The title question heading this blog piece has been asked more than once – if ‘Olympia’ is the previously untold story of how the first Olympics came into being, why haven’t the authors just told it as history?
Well, the answer to that is twin-fold.
Firstly, as can be seen within a previous post on this Blog (the historical timeline), the first known Games took place in the year 776 B.C.E., but the invention of the Western genre of history – which was also an ancient Greek achievement – did not actually occur until some 300 hundred years later. Herodotus of Halicarnassus worked all his adult life on just one monumental work – and invented a whole new form of intellectual and literary enquiry with his ‘Histories’ – and thereby gave us the first, reasonably systematic attempt at a scientific approach to remembering ‘things done’ within a contemporary time-frame.
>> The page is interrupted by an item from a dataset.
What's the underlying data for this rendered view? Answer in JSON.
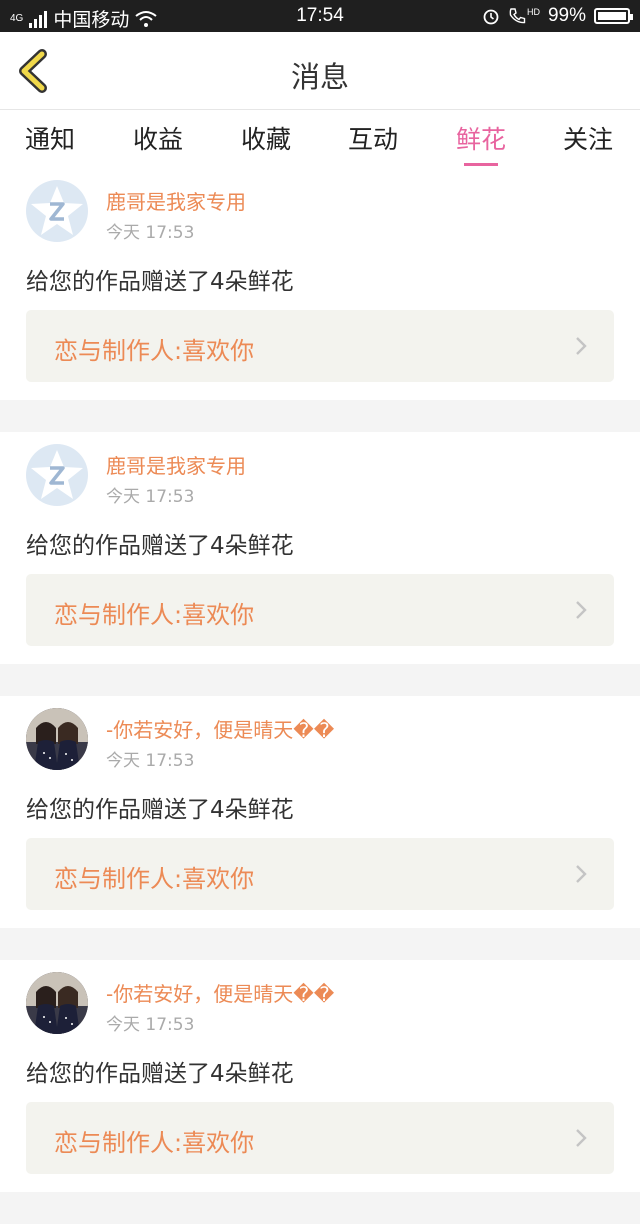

Herodotus (whose sculptural image is at the top of this post), sought to explore and commemorate the fateful Persian-Greek War(s) and in so doing would define this new genre as one that centred around warfare and contemporary events. His intellectual successor within this new genre, Thucydides of Athens, would then write his work in a very similar – though, arguably more ‘rigorous’ – fashion by concentrating again on monumental events that occurred largely within his own lifetime, the greatly protracted Peloponnesian War that was fought between Sparta and Athens.
Hence, for the ancient Greeks, who are our primary (and only) sources for this period of the distant past, the era we recount within ‘Olympia’ not only lacked any contemporary historians, but was only remembered as fragments and random facts by much later writers.
Secondly, while there were two possible founders of the first Games – Heracles (or Hercules, as the Romans remembered him) and Pelops – both of them are somewhat shadowy, essentially mythical figures. While this is a delightful product of the ancient Greek mythical imagination as well as the lack of any sort of contemporary history of their lives, we, as authors, had to first settle upon who was the most likely actual founder of the first Olympics and then try to reconstruct what we could of this great achievement with an eye more towards plausibility and ‘believability’ rather than historical veracity.
Thus, Pelops emerges within ‘Olympia’ alongside much better known historically-recorded figures – Koroibos and Homer, for example – as more of a ‘legendary’ character and drives towards his epic accomplishment of the original Olympics as an agent of history, rather than a truly historical ‘doer of deeds’ himself.
Taken together, then – that history itself didn’t actually exist for many hundreds of years after the first Olympics and that the founder of the first Games has to be largely ‘reconstructed’ – it should now be clear that the authors of ‘Olympia’ had to tread a fine line between what can be surmised and what is actually known of that fateful day in 776 B.C.E. in order to produce a linear, narrative-driven account of such an achievement.